Information for the public
NICE clinical guidelines advise the NHS on caring for people with specific conditions or diseases and the treatments they should receive. The information applies to people using the NHS in England and Wales.
This information explains the advice about offering surveillance of the large bowel to prevent cancer in people at risk that is set out in NICE clinical guideline 118.
Inflammatory bowel disease or polyps (also called adenomas) affecting the large bowel can increase a person's risk of developing colorectal cancer. The specific types of inflammatory bowel disease considered in this information are ulcerative colitis and Crohn's disease. In this information, 'surveillance' means having regular checks to see if there are any changes or any early signs of disease suggesting cancer in the large bowel.

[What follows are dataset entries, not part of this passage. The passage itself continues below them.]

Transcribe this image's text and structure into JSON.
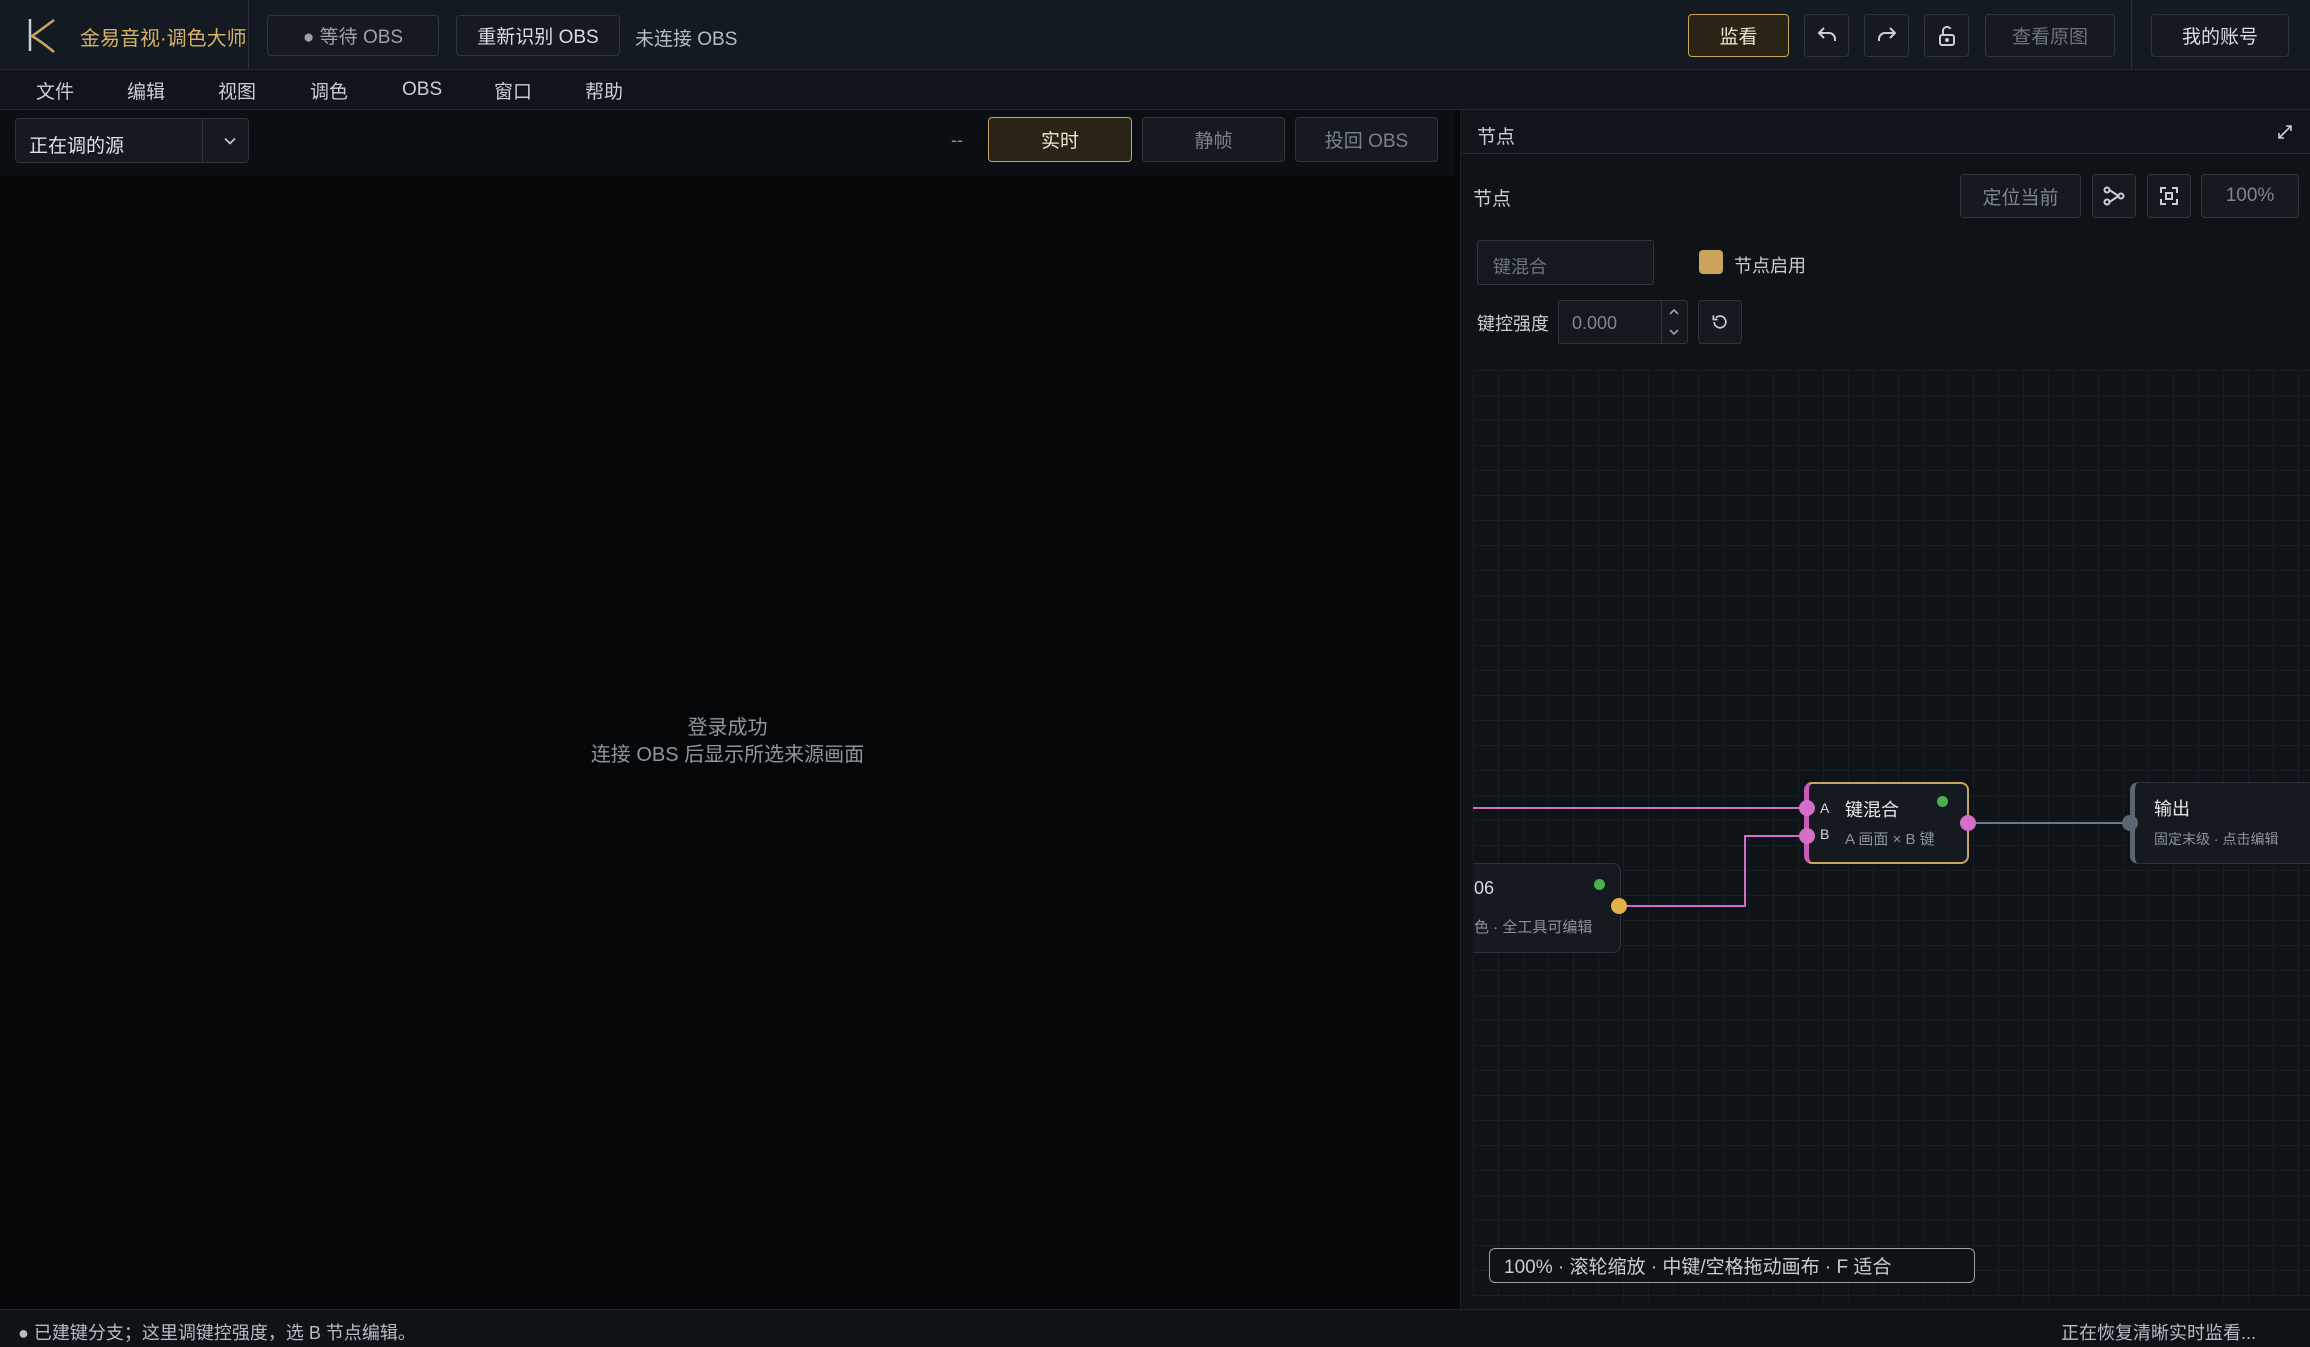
{
  "app": {
    "title": "金易音视·调色大师",
    "logo_letter": "K"
  },
  "topbar": {
    "obs_status": "● 等待 OBS",
    "redetect_label": "重新识别 OBS",
    "connection_text": "未连接 OBS",
    "monitor_label": "监看",
    "view_original_label": "查看原图",
    "account_label": "我的账号"
  },
  "menu": [
    "文件",
    "编辑",
    "视图",
    "调色",
    "OBS",
    "窗口",
    "帮助"
  ],
  "toolbar": {
    "source_select": "正在调的源",
    "frame_counter": "--",
    "live_label": "实时",
    "still_label": "静帧",
    "return_label": "投回 OBS"
  },
  "preview": {
    "line1": "登录成功",
    "line2": "连接 OBS 后显示所选来源画面"
  },
  "panel": {
    "title": "节点",
    "section_label": "节点",
    "locate_label": "定位当前",
    "zoom": "100%",
    "node_name_placeholder": "键混合",
    "enable_label": "节点启用",
    "strength_label": "键控强度",
    "strength_value": "0.000"
  },
  "graph": {
    "key_node": {
      "title": "键混合",
      "subtitle": "A 画面 × B 键",
      "port_a": "A",
      "port_b": "B"
    },
    "output_node": {
      "title": "输出",
      "subtitle": "固定末级 · 点击编辑"
    },
    "left_node": {
      "title": "06",
      "subtitle": "色 · 全工具可编辑"
    },
    "hint": "100% · 滚轮缩放 · 中键/空格拖动画布 · F 适合"
  },
  "status": {
    "left": "● 已建键分支；这里调键控强度，选 B 节点编辑。",
    "right": "正在恢复清晰实时监看..."
  },
  "colors": {
    "gold": "#c9a45a",
    "pink": "#d46ec8",
    "green": "#4caf50"
  }
}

Yes, if you are an adult (age 18 and older):
who has had symptoms of inflammatory bowel disease (ulcerative colitis or Crohn's disease affecting the large bowel) for at least 10 years
who has polyps in the large bowel.
No, if you are:
a child (younger than 18 years)
an adult with cancer of the large bowel or rectum that has recently been diagnosed or has worsened
an adult with polyps who has previously been treated for colorectal cancer
an adult who is at risk of a certain type of colorectal cancer that runs in families (called hereditary non-polyposis colorectal cancer)
an adult with polyps caused by a condition that runs in families (the most common of these conditions is called familial adenomatous polyposis).